As if the relationship had not been troubled enough, ties between the two nations hit an all-time low earlier this week when a NATO airstrike killed 24 Pakistani forces at a post on the Pakistan-Afghanistan border. It appears the offer of condolences by NATO and U.S. officials will not appease the Pakistani government on this occasion; it has insisted it will now seriously review its cooperation with both parties. It has already shut down two crucial NATO supply routes to Afghanistan which may be a sign of worse to come.
Details of the attack remain unclear. Afghan commandos have stated that they, along with U.S. Special Forces, were conducting an operation near the border when they were fired upon, which then resulted in a retaliatory airstrike. However, Pakistan’s account of events is very different, insisting the strike was unprovoked and lasted up to two hours, despite pleas with NATO leaders to cease the attack.
Whichever version turns out to be true, the implications will be equally damaging to the relationship. The U.S. has little patience left for Pakistan’s persistent duplicity, on the one hand accepting massive amounts of aid from the U.S., yet on the other failing to prove its loyalty in the fight against terrorism within its own borders. Similarly, Pakistan is showing increasing resistance to amicable relations, feeling that the U.S. has repeatedly violated its sovereignty by mounting drone strikes and ground operations in Pakistan without its permission.
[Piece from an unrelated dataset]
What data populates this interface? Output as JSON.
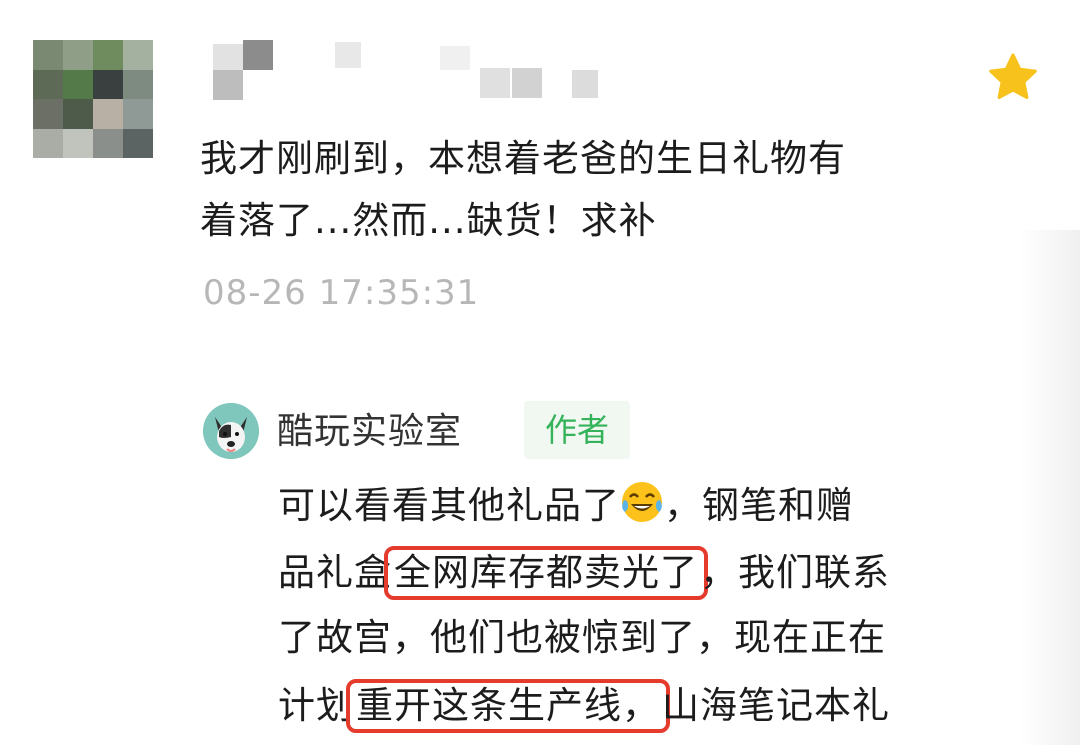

The most recent strike is only one of a number of major obstacles to have marred the relationship. A similar attack last year resulted in the deaths of two border guards, while in 2008 an airstrike accidentally killed 11 Pakistani forces who were cooperating with the U.S.-led war in Afghanistan. Animosity was additionally inflamed last year when CIA contractor Raymond Davis shot and killed two Pakistanis in Lahore and was released after a substantial amount of money was paid to the victims’ families, despite demands in Pakistan that he be charged with murder.
Pakistan, however, has not been an innocent victim in all of this. Major questions were asked about its loyalty to the U.S. in the search for Osama bin Laden after the notorious al-Qaida leader was found within its borders earlier this year. Despite pleading ignorance, suspicions remain that Pakistan was aware of bin Laden’s presence. Pakistan is also suspected of supporting the Haqqani terrorist network that has mounted numerous attacks on U.S. and NATO forces within Afghanistan.
Severing ties with Pakistan, including the roughly $3 billion a year in U.S. financial aid, would appear to be the straightforward strategy. In last week’s Republican debate on national security, Gov. Rick Perry of Texas suggested the U.S. should stop writing “blank checks” to a country that is not representing American interests. However, Michelle Bachmann was right to call Perry “naive,” given the complexity of the situation and unfortunate necessity of the relationship between the two countries.
Pakistan has long been recognized as a crucial partner in rebuilding Afghanistan and stabilizing the South Asian region in general. It is also a critical ally in the fight against terrorism, especially since it became a sanctuary for al-Qaida members fleeing Afghanistan. Furthermore, economic and political instability are ominous signs that Pakistan could end up as a failed state, and given its geopolitical significance, as well as its possession of some 100 nuclear warheads, allowing Pakistan to drop off the radar is not an option for the U.S.
The relationship, then, with all its ups and downs, must be handled with care. The government will be undertaking significant damage control in the coming weeks, another unwelcome distraction from important issues at home, but a positive outcome is vital. The government should certainly not give unconditional support to a country that is itself a major threat to U.S. security; however, the alternative may be significantly worse.